▶ EXERCISE PROMPT: The whole listing is to be written out again exactly; the pictures are not.
SUPPLIED MATERIAL section start
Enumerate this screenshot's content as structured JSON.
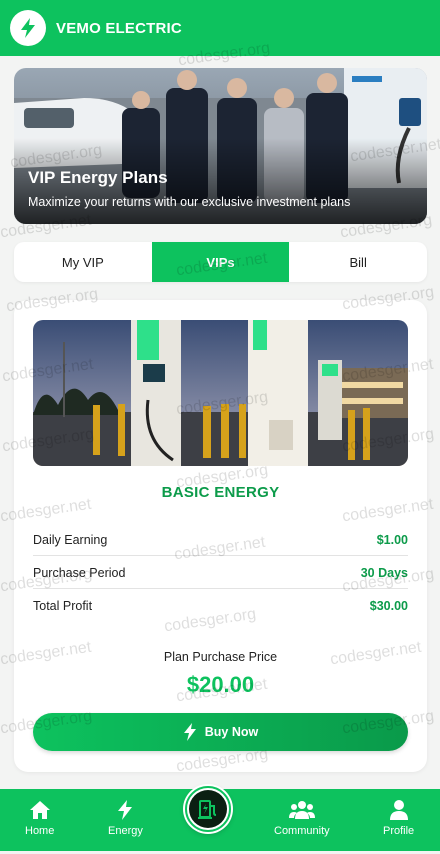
{
  "header": {
    "title": "VEMO ELECTRIC"
  },
  "hero": {
    "title": "VIP Energy Plans",
    "subtitle": "Maximize your returns with our exclusive investment plans"
  },
  "tabs": [
    {
      "label": "My VIP",
      "active": false
    },
    {
      "label": "VIPs",
      "active": true
    },
    {
      "label": "Bill",
      "active": false
    }
  ],
  "plan": {
    "name": "BASIC ENERGY",
    "rows": [
      {
        "label": "Daily Earning",
        "value": "$1.00"
      },
      {
        "label": "Purchase Period",
        "value": "30 Days"
      },
      {
        "label": "Total Profit",
        "value": "$30.00"
      }
    ],
    "price_label": "Plan Purchase Price",
    "price": "$20.00",
    "buy_label": "Buy Now"
  },
  "nav": {
    "home": "Home",
    "energy": "Energy",
    "community": "Community",
    "profile": "Profile"
  },
  "watermarks": [
    "codesger.org",
    "codesger.net"
  ],
  "colors": {
    "accent": "#0dc25e",
    "accent_dark": "#0c9b4a"
  },
  "icons": {
    "logo": "bolt-icon",
    "buy": "bolt-icon",
    "home": "home-icon",
    "energy": "bolt-icon",
    "center": "ev-charger-icon",
    "community": "users-icon",
    "profile": "user-icon"
  }
}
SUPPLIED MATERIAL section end
▶ WRITTEN RESPONSE:
Enumerate this screenshot's content as structured JSON.
{
  "header": {
    "title": "VEMO ELECTRIC"
  },
  "hero": {
    "title": "VIP Energy Plans",
    "subtitle": "Maximize your returns with our exclusive investment plans"
  },
  "tabs": [
    {
      "label": "My VIP",
      "active": false
    },
    {
      "label": "VIPs",
      "active": true
    },
    {
      "label": "Bill",
      "active": false
    }
  ],
  "plan": {
    "name": "BASIC ENERGY",
    "rows": [
      {
        "label": "Daily Earning",
        "value": "$1.00"
      },
      {
        "label": "Purchase Period",
        "value": "30 Days"
      },
      {
        "label": "Total Profit",
        "value": "$30.00"
      }
    ],
    "price_label": "Plan Purchase Price",
    "price": "$20.00",
    "buy_label": "Buy Now"
  },
  "nav": {
    "home": "Home",
    "energy": "Energy",
    "community": "Community",
    "profile": "Profile"
  },
  "watermarks": [
    "codesger.org",
    "codesger.net"
  ],
  "colors": {
    "accent": "#0dc25e",
    "accent_dark": "#0c9b4a"
  },
  "icons": {
    "logo": "bolt-icon",
    "buy": "bolt-icon",
    "home": "home-icon",
    "energy": "bolt-icon",
    "center": "ev-charger-icon",
    "community": "users-icon",
    "profile": "user-icon"
  }
}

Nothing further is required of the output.